* Task statement
Without copying any picture, return all lines below exactly.
*** Opening Material supplied ***
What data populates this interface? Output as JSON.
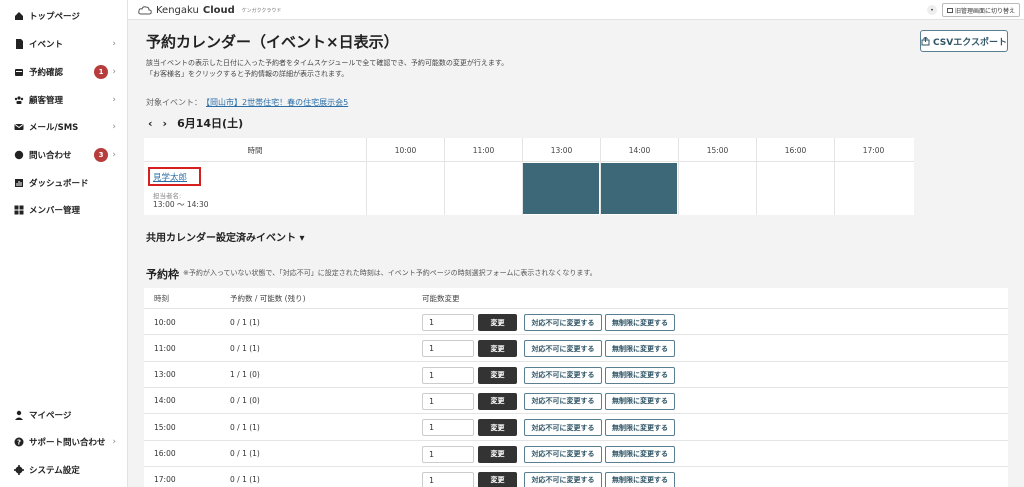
{
  "sidebar": {
    "items": [
      {
        "label": "トップページ",
        "icon": "home-icon",
        "chevron": false,
        "badge": ""
      },
      {
        "label": "イベント",
        "icon": "document-icon",
        "chevron": true,
        "badge": ""
      },
      {
        "label": "予約確認",
        "icon": "calendar-icon",
        "chevron": true,
        "badge": "1"
      },
      {
        "label": "顧客管理",
        "icon": "users-icon",
        "chevron": true,
        "badge": ""
      },
      {
        "label": "メール/SMS",
        "icon": "mail-icon",
        "chevron": true,
        "badge": ""
      },
      {
        "label": "問い合わせ",
        "icon": "chat-icon",
        "chevron": true,
        "badge": "3"
      },
      {
        "label": "ダッシュボード",
        "icon": "chart-icon",
        "chevron": false,
        "badge": ""
      },
      {
        "label": "メンバー管理",
        "icon": "grid-icon",
        "chevron": false,
        "badge": ""
      }
    ],
    "bottom_items": [
      {
        "label": "マイページ",
        "icon": "person-icon",
        "chevron": false
      },
      {
        "label": "サポート問い合わせ",
        "icon": "help-icon",
        "chevron": true
      },
      {
        "label": "システム設定",
        "icon": "gear-icon",
        "chevron": false
      }
    ]
  },
  "topbar": {
    "logo_text": "Kengaku",
    "logo_bold": "Cloud",
    "logo_sub": "ケンガククラウド",
    "switch_label": "旧管理画面に切り替え"
  },
  "page": {
    "title": "予約カレンダー（イベント×日表示）",
    "csv_button": "CSVエクスポート",
    "desc1": "該当イベントの表示した日付に入った予約者をタイムスケジュールで全て確認でき、予約可能数の変更が行えます。",
    "desc2": "「お客様名」をクリックすると予約情報の詳細が表示されます。",
    "target_label": "対象イベント：",
    "target_event": "【岡山市】2世帯住宅！春の住宅展示会5",
    "prev": "‹",
    "next": "›",
    "date": "6月14日(土)"
  },
  "calendar": {
    "time_header": "時間",
    "hours": [
      "10:00",
      "11:00",
      "13:00",
      "14:00",
      "15:00",
      "16:00",
      "17:00"
    ],
    "booked_hours": [
      "13:00",
      "14:00"
    ],
    "booking": {
      "name": "見学太郎",
      "staff_label": "担当者名:",
      "time_range": "13:00 〜 14:30"
    },
    "booked_color": "#3d6878"
  },
  "shared": {
    "label": "共用カレンダー設定済みイベント ▾"
  },
  "slots": {
    "title": "予約枠",
    "note": "※予約が入っていない状態で、「対応不可」に設定された時刻は、イベント予約ページの時刻選択フォームに表示されなくなります。",
    "headers": {
      "time": "時刻",
      "count": "予約数 / 可能数 (残り)",
      "change": "可能数変更"
    },
    "change_button": "変更",
    "unavailable_button": "対応不可に変更する",
    "unlimited_button": "無制限に変更する",
    "rows": [
      {
        "time": "10:00",
        "count": "0 / 1 (1)",
        "qty": "1"
      },
      {
        "time": "11:00",
        "count": "0 / 1 (1)",
        "qty": "1"
      },
      {
        "time": "13:00",
        "count": "1 / 1 (0)",
        "qty": "1"
      },
      {
        "time": "14:00",
        "count": "0 / 1 (0)",
        "qty": "1"
      },
      {
        "time": "15:00",
        "count": "0 / 1 (1)",
        "qty": "1"
      },
      {
        "time": "16:00",
        "count": "0 / 1 (1)",
        "qty": "1"
      },
      {
        "time": "17:00",
        "count": "0 / 1 (1)",
        "qty": "1"
      }
    ]
  }
}
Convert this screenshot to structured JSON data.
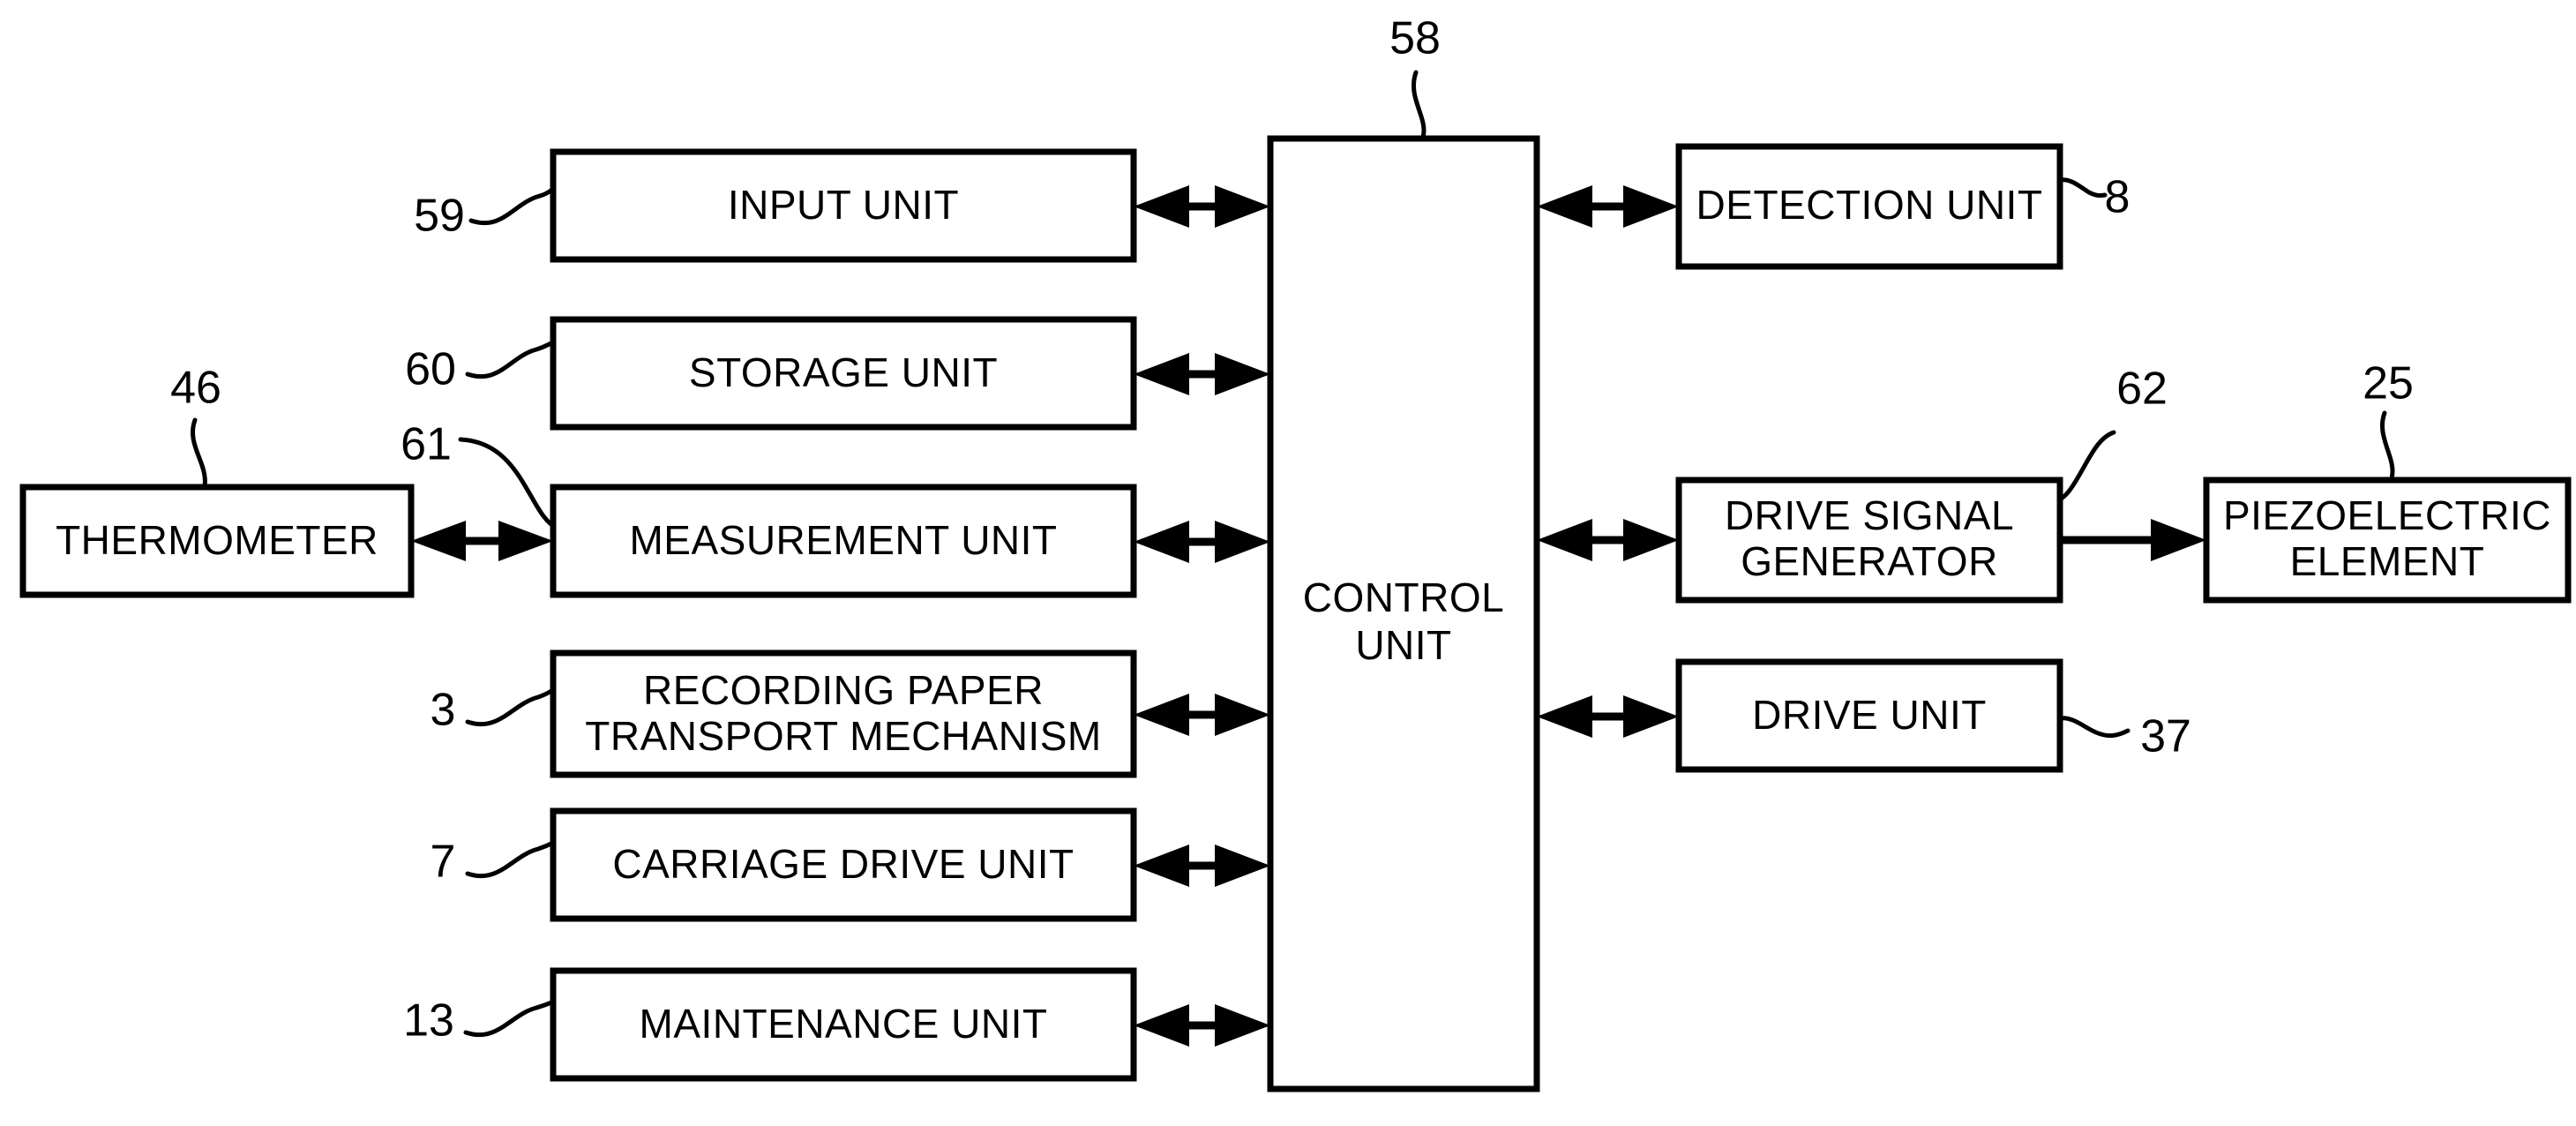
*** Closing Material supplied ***
* Answer space
What data populates this interface? Output as JSON.
{
  "sidebar": {
    "items": [
      {
        "label": "トップページ",
        "icon": "home-icon",
        "chevron": false,
        "badge": ""
      },
      {
        "label": "イベント",
        "icon": "document-icon",
        "chevron": true,
        "badge": ""
      },
      {
        "label": "予約確認",
        "icon": "calendar-icon",
        "chevron": true,
        "badge": "1"
      },
      {
        "label": "顧客管理",
        "icon": "users-icon",
        "chevron": true,
        "badge": ""
      },
      {
        "label": "メール/SMS",
        "icon": "mail-icon",
        "chevron": true,
        "badge": ""
      },
      {
        "label": "問い合わせ",
        "icon": "chat-icon",
        "chevron": true,
        "badge": "3"
      },
      {
        "label": "ダッシュボード",
        "icon": "chart-icon",
        "chevron": false,
        "badge": ""
      },
      {
        "label": "メンバー管理",
        "icon": "grid-icon",
        "chevron": false,
        "badge": ""
      }
    ],
    "bottom_items": [
      {
        "label": "マイページ",
        "icon": "person-icon",
        "chevron": false
      },
      {
        "label": "サポート問い合わせ",
        "icon": "help-icon",
        "chevron": true
      },
      {
        "label": "システム設定",
        "icon": "gear-icon",
        "chevron": false
      }
    ]
  },
  "topbar": {
    "logo_text": "Kengaku",
    "logo_bold": "Cloud",
    "logo_sub": "ケンガククラウド",
    "switch_label": "旧管理画面に切り替え"
  },
  "page": {
    "title": "予約カレンダー（イベント×日表示）",
    "csv_button": "CSVエクスポート",
    "desc1": "該当イベントの表示した日付に入った予約者をタイムスケジュールで全て確認でき、予約可能数の変更が行えます。",
    "desc2": "「お客様名」をクリックすると予約情報の詳細が表示されます。",
    "target_label": "対象イベント：",
    "target_event": "【岡山市】2世帯住宅！春の住宅展示会5",
    "prev": "‹",
    "next": "›",
    "date": "6月14日(土)"
  },
  "calendar": {
    "time_header": "時間",
    "hours": [
      "10:00",
      "11:00",
      "13:00",
      "14:00",
      "15:00",
      "16:00",
      "17:00"
    ],
    "booked_hours": [
      "13:00",
      "14:00"
    ],
    "booking": {
      "name": "見学太郎",
      "staff_label": "担当者名:",
      "time_range": "13:00 〜 14:30"
    },
    "booked_color": "#3d6878"
  },
  "shared": {
    "label": "共用カレンダー設定済みイベント ▾"
  },
  "slots": {
    "title": "予約枠",
    "note": "※予約が入っていない状態で、「対応不可」に設定された時刻は、イベント予約ページの時刻選択フォームに表示されなくなります。",
    "headers": {
      "time": "時刻",
      "count": "予約数 / 可能数 (残り)",
      "change": "可能数変更"
    },
    "change_button": "変更",
    "unavailable_button": "対応不可に変更する",
    "unlimited_button": "無制限に変更する",
    "rows": [
      {
        "time": "10:00",
        "count": "0 / 1 (1)",
        "qty": "1"
      },
      {
        "time": "11:00",
        "count": "0 / 1 (1)",
        "qty": "1"
      },
      {
        "time": "13:00",
        "count": "1 / 1 (0)",
        "qty": "1"
      },
      {
        "time": "14:00",
        "count": "0 / 1 (0)",
        "qty": "1"
      },
      {
        "time": "15:00",
        "count": "0 / 1 (1)",
        "qty": "1"
      },
      {
        "time": "16:00",
        "count": "0 / 1 (1)",
        "qty": "1"
      },
      {
        "time": "17:00",
        "count": "0 / 1 (1)",
        "qty": "1"
      }
    ]
  }
}
Convert this screenshot to structured JSON data.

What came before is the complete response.